“To leave my work for a day is a luxury that I don’t know,” said Rodríguez, who wakes up at 3 a.m. daily to make tamales to sell in the capital’s San Mateo district. “Here there is no vacation. If one doesn’t work one doesn’t eat.”
Business was slow Monday, but Rodríguez said she was in solidarity with the growing awareness of the role of women in Mexican society.
“I am very happy that people are finally talking about these themes, about violence against women and the injustices that we face,” she said. “I have two daughters and I always worry about what might happen to them. I am in terror when it is nighttime and they haven’t returned home. What a good thing that women are defending themselves, that they are denouncing violent men.”
Monday’s protest — dubbed 9M, or March 9th — came a day after tens of thousands of women marched in cities throughout Mexico to denounce femicide, or homicide targeting women.
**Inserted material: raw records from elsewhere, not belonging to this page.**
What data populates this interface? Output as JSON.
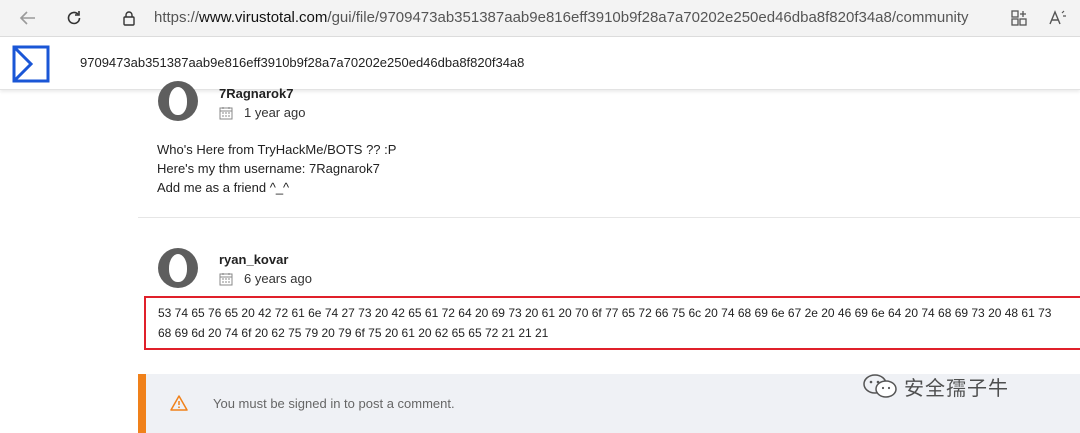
{
  "browser": {
    "url_prefix": "https://",
    "url_domain": "www.virustotal.com",
    "url_path": "/gui/file/9709473ab351387aab9e816eff3910b9f28a7a70202e250ed46dba8f820f34a8/community",
    "icons": [
      "back-arrow-icon",
      "refresh-icon",
      "lock-icon",
      "apps-icon",
      "read-aloud-icon"
    ]
  },
  "header": {
    "file_hash": "9709473ab351387aab9e816eff3910b9f28a7a70202e250ed46dba8f820f34a8"
  },
  "comments": [
    {
      "username": "7Ragnarok7",
      "date": "1 year ago",
      "lines": [
        "Who's Here from TryHackMe/BOTS ?? :P",
        "Here's my thm username: 7Ragnarok7",
        "Add me as a friend ^_^"
      ]
    },
    {
      "username": "ryan_kovar",
      "date": "6 years ago",
      "lines": [
        "53 74 65 76 65 20 42 72 61 6e 74 27 73 20 42 65 61 72 64 20 69 73 20 61 20 70 6f 77 65 72 66 75 6c 20 74 68 69 6e 67 2e 20 46 69 6e 64 20 74 68 69 73 20 48 61 73",
        "68 69 6d 20 74 6f 20 62 75 79 20 79 6f 75 20 61 20 62 65 65 72 21 21 21"
      ]
    }
  ],
  "signin": {
    "message": "You must be signed in to post a comment."
  },
  "watermark": {
    "text": "安全孺子牛"
  },
  "colors": {
    "accent_blue": "#1a56d6",
    "highlight_red": "#e0202a",
    "warning_orange": "#f0811a"
  }
}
This in a nation where officials say 10 women are killed each day, and assailants routinely go unpunished.
Recent slayings in Mexico City of a 7-year-old girl and a 25-year-old female office worker galvanized a growing movement seeking to curtail the violence.
Organizers said they hoped the strike would translate into concrete action, such as more robust police investigations and enhanced penalties for men who assault or kill female victims.
Jimena Soria, who works at an abortion rights organization that supported the strike, said the true test will be whether employers who let workers take off Monday will enact female-friendly policies, such as implementing equal wages for women.
“The commitment to women is not just about today,” she said. “It must go far beyond that.”
Meanwhile, in New York on Monday, a United Nations commission on women’s issues backed a women’s rights platform adopted by most countries at a 1995 women’s conference. The move comes as activists have warned that gender equality may be diminishing, not growing.
Organizers of the women’s strike here say they took their cue in part from previous “days without women” in various countries, including a 1975 action in Iceland, a protest in 2016 in Poland and the massive marches in Washington prompted by what critics called sexist behavior by President Trump.
McDonnell reported from Mexico City and Linthicum from Oaxaca. Special correspondent Sánchez reported from Mexico City.
Must-read stories from the L.A. Times
Get all the day's most vital news with our Today's Headlines newsletter, sent every weekday morning.
You may occasionally receive promotional content from the Los Angeles Times.